Celebrating Christmas in Rome was perfect, down to the very last cappuccino and I don’t even like coffee. We may have walked my father to death, but as the city gathered up families for the holidays, we got to see Rome at its best, loud and busy and full of the very best food.
We stayed in a residential neighborhood in the shadow of the Vatican. I spent way to much time pouring over Airbnb, thinking about each possible parallel version of our trip, emailing back and forth with my mom.
I think we finally settled on pretty excellent view.
Given this was my parents’ first trip to continental Europe and our deep love for all things old and beautiful, we did our best to see and eat everything at our disposal. I would say we were quite successful.
Rome is one of those places that overflows with history and in celebration of my father’s 65th birthday we went straight for the ancient.
The forum in particular gives me the existential chills. The beauty of fallen civilizations persisting into the present is deep stuff.
So naturally we took more selfies.
I am lucky enough that this was my second trip to Rome and while the ancient history certainly never disappoints, the art is where I just overflow with happiness. We spent one afternoon the Villa Borghese, one of the oldest public museums in Western civilization and home to an absurd collection of Berni sculptures. Visits are limited to a certain number of people per strict two hour slots, so you can wander around some of the most incredible pieces of sculpture in human history with limited squashing. I was in heaven.
I usually don’t take pictures in museums because 1) I forget because I am so excited 2) People blocking my view with their Ipads is pretty much the most frustrating thing ever, but I couldn’t miss how gorgeous these rooms are. The Villa Borghese is art in itself.

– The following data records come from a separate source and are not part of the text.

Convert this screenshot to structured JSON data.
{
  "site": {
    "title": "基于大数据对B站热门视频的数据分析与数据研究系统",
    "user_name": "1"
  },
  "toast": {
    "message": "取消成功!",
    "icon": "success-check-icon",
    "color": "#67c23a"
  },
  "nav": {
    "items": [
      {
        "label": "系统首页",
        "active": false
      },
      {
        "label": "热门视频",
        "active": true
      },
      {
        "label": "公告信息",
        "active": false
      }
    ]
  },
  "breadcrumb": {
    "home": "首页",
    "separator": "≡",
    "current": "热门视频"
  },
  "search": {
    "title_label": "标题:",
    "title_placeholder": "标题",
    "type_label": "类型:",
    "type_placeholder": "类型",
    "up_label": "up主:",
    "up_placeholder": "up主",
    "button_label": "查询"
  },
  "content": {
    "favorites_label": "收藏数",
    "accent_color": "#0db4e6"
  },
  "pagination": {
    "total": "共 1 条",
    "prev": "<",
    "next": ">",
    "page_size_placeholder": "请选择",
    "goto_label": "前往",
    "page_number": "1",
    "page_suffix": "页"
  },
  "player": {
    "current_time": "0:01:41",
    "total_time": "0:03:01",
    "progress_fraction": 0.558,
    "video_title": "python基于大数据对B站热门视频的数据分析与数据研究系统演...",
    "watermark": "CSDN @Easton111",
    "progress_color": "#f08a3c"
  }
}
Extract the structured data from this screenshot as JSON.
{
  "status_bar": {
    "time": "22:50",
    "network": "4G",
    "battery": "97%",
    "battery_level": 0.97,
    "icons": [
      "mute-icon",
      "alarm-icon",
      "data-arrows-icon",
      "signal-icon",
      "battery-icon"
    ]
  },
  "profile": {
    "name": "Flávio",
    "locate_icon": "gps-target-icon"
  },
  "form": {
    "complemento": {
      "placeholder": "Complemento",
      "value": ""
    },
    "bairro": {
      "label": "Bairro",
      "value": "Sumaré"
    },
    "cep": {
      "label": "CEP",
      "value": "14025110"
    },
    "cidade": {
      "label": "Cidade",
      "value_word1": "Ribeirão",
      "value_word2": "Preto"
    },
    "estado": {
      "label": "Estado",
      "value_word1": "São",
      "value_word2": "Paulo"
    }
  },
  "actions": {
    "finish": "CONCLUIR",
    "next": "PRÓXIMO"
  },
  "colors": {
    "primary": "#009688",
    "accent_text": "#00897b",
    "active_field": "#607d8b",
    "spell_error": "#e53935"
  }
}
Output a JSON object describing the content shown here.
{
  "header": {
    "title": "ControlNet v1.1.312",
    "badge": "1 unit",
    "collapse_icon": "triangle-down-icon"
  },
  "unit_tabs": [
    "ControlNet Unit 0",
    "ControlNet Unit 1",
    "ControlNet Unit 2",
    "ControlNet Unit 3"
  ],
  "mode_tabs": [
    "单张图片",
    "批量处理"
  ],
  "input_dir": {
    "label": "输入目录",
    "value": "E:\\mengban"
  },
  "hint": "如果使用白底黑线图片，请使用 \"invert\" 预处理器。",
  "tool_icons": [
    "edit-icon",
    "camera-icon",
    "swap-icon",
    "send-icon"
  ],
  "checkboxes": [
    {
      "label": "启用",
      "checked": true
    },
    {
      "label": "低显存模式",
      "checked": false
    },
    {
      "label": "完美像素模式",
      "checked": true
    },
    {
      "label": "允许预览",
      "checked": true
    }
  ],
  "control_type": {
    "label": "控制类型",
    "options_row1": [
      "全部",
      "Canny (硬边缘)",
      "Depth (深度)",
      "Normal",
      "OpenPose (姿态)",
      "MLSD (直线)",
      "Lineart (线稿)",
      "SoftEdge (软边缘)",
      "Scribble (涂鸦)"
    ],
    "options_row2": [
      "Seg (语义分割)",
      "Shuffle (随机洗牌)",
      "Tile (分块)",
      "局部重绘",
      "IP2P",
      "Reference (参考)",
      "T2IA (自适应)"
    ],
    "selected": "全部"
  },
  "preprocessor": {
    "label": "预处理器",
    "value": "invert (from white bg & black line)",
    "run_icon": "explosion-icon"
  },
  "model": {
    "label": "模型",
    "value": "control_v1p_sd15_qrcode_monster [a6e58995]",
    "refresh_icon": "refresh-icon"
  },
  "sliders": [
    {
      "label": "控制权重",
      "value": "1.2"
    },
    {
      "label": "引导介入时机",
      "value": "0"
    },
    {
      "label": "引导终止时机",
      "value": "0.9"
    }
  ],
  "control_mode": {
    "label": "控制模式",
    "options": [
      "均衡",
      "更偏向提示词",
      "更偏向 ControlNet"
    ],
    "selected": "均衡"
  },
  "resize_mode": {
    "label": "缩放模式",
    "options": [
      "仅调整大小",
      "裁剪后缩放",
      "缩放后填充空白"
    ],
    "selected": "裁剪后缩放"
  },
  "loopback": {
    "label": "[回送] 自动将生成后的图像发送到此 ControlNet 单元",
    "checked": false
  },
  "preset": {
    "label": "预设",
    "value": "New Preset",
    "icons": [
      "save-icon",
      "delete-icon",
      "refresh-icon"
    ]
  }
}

But even after all of this, one of my favorite parts of our first few days in Rome had nothing to do with its rich history. For my Dad’s birthday we went in search of a nice dinner out and stumbled on Locanda di Pietro. At first we thought we were interrupting a private party, but it turns out that this was the restaurant’s opening night and we were their very first customers. It was a soft opening on a Tuesday night right before Christmas, and we actually ended up being their only customers that night. But the restaurant was family owned and operated and everyone was there to celebrate that night. We were greeted with champagne and were quickly engulfed in the party. I’m not sure exactly how much free food we ate that night but it was all so delicious that by the time our ordered meals came we were all too full to even make a dent, and then they brought us dessert. Italian grandma was very concerned that we didn’t enjoy our meals, which couldn’t have been further from the truth. In the midst of all Rome’s history we got to celebrate a piece of one family’s future. If you are ever in Rome you should stop by and say hi!